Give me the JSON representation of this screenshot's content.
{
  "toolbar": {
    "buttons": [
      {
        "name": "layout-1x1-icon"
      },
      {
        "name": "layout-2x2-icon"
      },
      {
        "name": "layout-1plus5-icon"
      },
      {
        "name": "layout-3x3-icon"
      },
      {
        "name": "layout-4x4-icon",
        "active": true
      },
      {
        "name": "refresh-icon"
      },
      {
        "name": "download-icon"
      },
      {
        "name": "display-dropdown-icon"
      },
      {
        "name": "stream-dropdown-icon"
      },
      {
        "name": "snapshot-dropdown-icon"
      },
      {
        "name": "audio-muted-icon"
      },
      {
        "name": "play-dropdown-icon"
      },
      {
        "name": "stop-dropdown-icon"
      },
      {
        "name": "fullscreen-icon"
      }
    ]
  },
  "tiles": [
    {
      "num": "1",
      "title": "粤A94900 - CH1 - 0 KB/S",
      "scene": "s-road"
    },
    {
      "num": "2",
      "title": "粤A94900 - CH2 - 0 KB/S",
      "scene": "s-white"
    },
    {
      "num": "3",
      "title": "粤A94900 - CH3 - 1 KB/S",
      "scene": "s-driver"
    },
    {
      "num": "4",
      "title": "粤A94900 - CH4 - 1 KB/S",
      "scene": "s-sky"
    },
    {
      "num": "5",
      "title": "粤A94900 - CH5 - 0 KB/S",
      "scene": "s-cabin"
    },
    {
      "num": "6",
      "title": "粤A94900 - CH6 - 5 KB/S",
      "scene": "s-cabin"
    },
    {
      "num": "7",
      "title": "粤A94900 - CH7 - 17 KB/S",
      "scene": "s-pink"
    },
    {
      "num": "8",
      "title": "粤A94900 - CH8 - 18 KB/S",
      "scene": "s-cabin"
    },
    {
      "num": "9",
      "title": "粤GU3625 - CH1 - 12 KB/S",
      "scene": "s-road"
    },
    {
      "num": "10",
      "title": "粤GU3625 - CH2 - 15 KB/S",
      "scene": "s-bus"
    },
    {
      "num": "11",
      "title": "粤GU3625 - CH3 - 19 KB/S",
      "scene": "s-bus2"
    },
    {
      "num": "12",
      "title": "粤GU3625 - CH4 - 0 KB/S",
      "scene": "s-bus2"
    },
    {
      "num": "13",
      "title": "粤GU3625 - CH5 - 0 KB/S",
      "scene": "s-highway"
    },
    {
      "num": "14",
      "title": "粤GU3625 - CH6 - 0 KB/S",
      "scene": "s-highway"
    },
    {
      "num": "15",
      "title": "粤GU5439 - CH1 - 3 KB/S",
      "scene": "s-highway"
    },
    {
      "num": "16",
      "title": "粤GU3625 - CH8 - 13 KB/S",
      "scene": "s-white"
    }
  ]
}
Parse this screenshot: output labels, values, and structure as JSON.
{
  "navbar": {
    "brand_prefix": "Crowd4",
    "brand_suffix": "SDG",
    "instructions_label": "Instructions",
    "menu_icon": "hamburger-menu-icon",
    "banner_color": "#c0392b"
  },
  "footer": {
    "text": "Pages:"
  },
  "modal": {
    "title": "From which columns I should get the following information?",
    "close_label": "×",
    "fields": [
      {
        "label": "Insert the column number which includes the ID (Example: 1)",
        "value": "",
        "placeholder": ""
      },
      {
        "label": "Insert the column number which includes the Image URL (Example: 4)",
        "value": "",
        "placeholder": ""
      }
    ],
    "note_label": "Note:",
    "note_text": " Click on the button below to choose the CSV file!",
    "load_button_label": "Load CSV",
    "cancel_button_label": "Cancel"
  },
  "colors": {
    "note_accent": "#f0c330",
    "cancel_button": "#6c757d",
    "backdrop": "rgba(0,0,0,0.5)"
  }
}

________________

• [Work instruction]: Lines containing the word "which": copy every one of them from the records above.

• [Solution to the problem]:
    "title": "From which columns I should get the following information?",
        "label": "Insert the column number which includes the ID (Example: 1)",
        "label": "Insert the column number which includes the Image URL (Example: 4)",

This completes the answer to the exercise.